Scrap Facts

  • Scrap has been an important export commodity from the United States for over 120 years.
  • $15.7 Billion worth of scrap commodities were exported in 2007.
  • Scrap Recycling was an $86 billion dollar industry in the US in 2008.
  • Scrap metal was the 2nd largest export to China in dollar value in 2007.
  • 75% of all “trash” can be recycled.


Aluminum Recycling Facts
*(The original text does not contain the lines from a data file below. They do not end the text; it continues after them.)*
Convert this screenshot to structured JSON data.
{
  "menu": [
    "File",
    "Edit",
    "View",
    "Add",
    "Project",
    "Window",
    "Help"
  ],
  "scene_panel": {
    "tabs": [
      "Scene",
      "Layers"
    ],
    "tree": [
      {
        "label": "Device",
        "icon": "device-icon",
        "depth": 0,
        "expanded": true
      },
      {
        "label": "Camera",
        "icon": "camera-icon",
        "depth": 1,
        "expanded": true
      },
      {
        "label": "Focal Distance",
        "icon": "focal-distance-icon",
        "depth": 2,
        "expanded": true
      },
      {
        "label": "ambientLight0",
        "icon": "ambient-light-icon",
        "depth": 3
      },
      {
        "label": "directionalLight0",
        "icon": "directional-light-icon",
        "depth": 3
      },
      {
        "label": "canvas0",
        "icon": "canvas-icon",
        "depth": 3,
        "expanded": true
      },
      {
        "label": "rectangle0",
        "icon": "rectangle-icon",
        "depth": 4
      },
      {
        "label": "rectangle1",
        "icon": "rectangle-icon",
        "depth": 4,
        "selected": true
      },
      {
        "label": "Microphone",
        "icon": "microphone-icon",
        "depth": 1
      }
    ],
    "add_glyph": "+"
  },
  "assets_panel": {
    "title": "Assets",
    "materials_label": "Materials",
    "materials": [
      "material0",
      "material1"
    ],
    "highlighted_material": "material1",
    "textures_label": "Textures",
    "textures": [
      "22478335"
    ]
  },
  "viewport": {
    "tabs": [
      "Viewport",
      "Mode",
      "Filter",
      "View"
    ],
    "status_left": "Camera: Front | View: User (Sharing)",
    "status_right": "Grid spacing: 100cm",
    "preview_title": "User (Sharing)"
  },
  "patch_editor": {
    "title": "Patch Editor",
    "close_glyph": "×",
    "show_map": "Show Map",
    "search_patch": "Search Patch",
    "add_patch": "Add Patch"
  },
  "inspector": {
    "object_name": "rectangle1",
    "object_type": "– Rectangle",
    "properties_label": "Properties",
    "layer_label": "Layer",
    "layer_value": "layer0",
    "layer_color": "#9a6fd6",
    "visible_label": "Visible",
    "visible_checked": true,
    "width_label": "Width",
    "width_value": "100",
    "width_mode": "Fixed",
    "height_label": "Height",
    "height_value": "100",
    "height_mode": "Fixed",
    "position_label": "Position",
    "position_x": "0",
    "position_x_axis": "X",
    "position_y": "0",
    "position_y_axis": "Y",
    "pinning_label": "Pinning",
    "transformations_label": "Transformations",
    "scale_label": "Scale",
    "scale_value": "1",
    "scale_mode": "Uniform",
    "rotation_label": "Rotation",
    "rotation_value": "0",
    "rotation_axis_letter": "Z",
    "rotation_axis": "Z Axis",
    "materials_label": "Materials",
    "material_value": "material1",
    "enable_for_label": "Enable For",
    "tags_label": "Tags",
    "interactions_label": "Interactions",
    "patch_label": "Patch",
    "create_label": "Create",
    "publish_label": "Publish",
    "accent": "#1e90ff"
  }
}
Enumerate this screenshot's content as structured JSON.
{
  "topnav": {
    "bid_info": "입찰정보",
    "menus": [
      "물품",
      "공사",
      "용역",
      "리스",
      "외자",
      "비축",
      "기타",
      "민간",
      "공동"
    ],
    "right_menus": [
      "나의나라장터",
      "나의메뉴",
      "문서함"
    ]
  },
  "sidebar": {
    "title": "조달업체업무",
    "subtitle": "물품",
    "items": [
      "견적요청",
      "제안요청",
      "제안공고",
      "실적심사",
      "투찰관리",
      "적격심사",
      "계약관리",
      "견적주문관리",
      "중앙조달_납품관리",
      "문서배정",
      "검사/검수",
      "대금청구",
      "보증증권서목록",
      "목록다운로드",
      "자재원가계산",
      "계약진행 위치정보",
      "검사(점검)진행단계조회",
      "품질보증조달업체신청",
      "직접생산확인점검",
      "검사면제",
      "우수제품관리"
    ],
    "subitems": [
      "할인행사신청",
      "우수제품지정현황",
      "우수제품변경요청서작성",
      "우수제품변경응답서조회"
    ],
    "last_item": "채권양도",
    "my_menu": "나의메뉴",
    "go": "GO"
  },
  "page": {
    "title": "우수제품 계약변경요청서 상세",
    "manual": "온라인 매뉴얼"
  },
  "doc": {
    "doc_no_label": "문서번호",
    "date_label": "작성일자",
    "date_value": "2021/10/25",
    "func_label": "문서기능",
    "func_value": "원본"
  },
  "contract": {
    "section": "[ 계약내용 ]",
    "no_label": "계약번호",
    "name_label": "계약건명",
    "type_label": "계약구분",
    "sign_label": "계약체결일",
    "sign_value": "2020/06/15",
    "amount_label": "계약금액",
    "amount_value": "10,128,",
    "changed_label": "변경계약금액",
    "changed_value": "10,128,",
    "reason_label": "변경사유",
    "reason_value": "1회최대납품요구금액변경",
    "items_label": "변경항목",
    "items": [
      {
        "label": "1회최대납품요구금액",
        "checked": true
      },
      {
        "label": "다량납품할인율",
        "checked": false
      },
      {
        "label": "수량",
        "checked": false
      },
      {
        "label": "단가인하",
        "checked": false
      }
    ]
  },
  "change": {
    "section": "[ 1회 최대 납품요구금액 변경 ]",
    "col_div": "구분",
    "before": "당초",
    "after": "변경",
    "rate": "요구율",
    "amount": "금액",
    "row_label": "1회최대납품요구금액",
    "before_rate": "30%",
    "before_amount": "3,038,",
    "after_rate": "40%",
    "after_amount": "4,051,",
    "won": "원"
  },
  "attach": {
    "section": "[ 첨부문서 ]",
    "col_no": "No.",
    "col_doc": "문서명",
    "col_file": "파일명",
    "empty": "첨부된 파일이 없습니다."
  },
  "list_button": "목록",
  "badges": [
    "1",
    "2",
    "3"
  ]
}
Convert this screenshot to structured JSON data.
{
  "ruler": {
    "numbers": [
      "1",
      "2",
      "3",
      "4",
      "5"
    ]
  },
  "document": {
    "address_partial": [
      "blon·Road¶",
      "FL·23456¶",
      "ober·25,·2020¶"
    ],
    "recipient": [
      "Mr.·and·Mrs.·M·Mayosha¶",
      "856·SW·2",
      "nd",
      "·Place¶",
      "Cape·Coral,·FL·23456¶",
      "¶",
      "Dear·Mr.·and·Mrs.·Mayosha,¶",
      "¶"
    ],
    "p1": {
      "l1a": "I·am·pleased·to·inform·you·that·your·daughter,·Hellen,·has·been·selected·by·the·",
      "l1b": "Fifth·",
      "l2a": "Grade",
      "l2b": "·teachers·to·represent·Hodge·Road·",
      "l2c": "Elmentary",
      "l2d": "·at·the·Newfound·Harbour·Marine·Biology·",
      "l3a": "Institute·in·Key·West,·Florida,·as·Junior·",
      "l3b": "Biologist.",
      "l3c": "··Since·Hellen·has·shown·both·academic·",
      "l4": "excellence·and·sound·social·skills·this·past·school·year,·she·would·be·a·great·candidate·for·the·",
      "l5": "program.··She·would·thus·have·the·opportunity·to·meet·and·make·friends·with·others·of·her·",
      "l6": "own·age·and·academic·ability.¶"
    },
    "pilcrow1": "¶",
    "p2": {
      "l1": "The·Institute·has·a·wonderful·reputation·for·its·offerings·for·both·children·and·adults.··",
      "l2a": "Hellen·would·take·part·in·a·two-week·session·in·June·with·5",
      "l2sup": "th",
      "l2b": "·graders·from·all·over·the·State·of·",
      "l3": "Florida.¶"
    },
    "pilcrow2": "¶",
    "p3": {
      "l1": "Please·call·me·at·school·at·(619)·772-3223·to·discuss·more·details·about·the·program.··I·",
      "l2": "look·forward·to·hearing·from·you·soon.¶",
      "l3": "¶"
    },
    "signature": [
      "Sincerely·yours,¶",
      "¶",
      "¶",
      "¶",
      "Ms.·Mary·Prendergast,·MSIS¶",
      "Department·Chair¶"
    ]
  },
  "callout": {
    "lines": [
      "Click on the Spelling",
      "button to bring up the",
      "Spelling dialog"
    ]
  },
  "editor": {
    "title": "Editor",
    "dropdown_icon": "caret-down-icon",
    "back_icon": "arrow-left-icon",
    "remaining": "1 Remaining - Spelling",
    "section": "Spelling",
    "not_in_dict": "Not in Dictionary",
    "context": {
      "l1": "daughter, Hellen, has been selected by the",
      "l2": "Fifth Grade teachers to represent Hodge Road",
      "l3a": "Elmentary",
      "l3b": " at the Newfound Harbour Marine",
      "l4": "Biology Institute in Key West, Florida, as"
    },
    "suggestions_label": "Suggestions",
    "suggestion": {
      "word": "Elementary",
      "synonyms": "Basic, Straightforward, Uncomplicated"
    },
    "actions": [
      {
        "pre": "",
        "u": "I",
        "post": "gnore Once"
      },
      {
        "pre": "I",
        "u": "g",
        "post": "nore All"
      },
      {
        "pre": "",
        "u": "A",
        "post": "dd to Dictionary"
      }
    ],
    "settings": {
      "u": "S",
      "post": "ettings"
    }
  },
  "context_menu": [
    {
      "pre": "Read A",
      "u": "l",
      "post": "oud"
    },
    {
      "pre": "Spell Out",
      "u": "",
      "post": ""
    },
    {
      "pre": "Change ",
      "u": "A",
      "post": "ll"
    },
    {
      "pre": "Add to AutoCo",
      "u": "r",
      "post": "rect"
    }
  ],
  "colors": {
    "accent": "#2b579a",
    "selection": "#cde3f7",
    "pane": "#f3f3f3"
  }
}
  • A used aluminum can is recycled and back on the grocery shelf as a new can in as little as 60 days. That’s closed loop recycling at its finest!
  • Other types of aluminum, such as siding, gutters, car components, storm window frames, and lawn furniture can also be recycled.
  • An aluminum can that is thrown away will still be a can 500 years from now.
  • Used aluminum beverage cans are the most recycled item in the U.S., but currently only every second can is recycled.
  • There is no limit to the number of times aluminum cans may be recycled.
  • Recycling one aluminum can saves enough energy to run a TV for three hours — or the equivalent of a half a gallon of gasoline.
  • We use over 80 billion aluminum soda cans every year.
  • Recycling 1KG (2.20lbs) of Aluminum saves up to 6KG (13.2lbs) of bauxite, 4KG (8.8lbs) of chemical products, and most importantly 14 kWh of electricity.
  • If all the aluminum cans in the United States were recycled there would be 14 million fewer dustbins annually.
  • Recycling aluminum saves 95% of the energy used to make the material from scratch. That means you can make 20 cans out of recycled material with the same amount it takes to make one can out of new material. Energy savings in 2007 were enough to light a city the size of Detroit for 8 years.
  • Americans throw away (dispose, not recycle) enough aluminum every month to rebuild our entire commercial air fleet.
  • During Christmas time there are over 300 million cans used per week.
  • Americans use 100 million cans per day.
  • When you toss out aluminum cans you waste as much energy as if you We’re cheap filled the same can half full with gasoline, and just threw it on the ground.
  • The 36 billion Aluminum cans land filled last year had a scrap value of 600 million dollars. Makes you wonder if in the future we’ll be mining our old landfills for the aluminum we’ve already thrown away.
  • 97% of all beverage cans are aluminum.
  • North America is currently recycling 2/3 of aluminum cans, nowhere close to the amount we should be recycling.
  • Making cans from recycled aluminum cuts air related pollution by 95%.
  • In 2003, 54 billion cans were recycled, saving the energy equivalent of 15 million barrels of crude oil – America’s entire gas consumption for one day.
  • 350,000 aluminum cans are produced every minute!
  • During the time it takes you to read this sentence, 50,000 12-ounce aluminum cans are made!
  • Aluminum can manufacturers have been making cans lighter — in 1972 each pound of aluminum produced 22 cans; today it yields 29 cans!
  • At one time, aluminum was more valuable than gold!
  • It is estimated that since 1972 some 16 million tons of aluminum cans have been recycled. These 785.6 billion aluminum cans placed end-to-end could stretch to the moon more than 249 times!
  • In 1972, 53 million pounds of aluminum cans were recycled. Today, we exceed that amount weekly. Some 119,482 cans are recycled every minute nationwide!
  • Aluminum cans have tremendous value. In 1996, Americans earned $1.08 billion by recycling aluminum cans. Since 1972, Americans have earned almost $8.9 billion by recycling aluminum cans!
  • The weight of aluminum cans recycled in 1996 was equal to the weight of 14 aircraft carriers — 983,709 tons!
  • In 1972, it took about 22 empty, aluminum cans to weigh one pound. Due to advanced technology to use less material and increase durability of aluminum cans, in 2002 it takes about 34 empty aluminum cans to weigh one pound.


Hope you enjoyed this week’s Scrap Facts,

Southern Metals Recycling – Wilmington, NC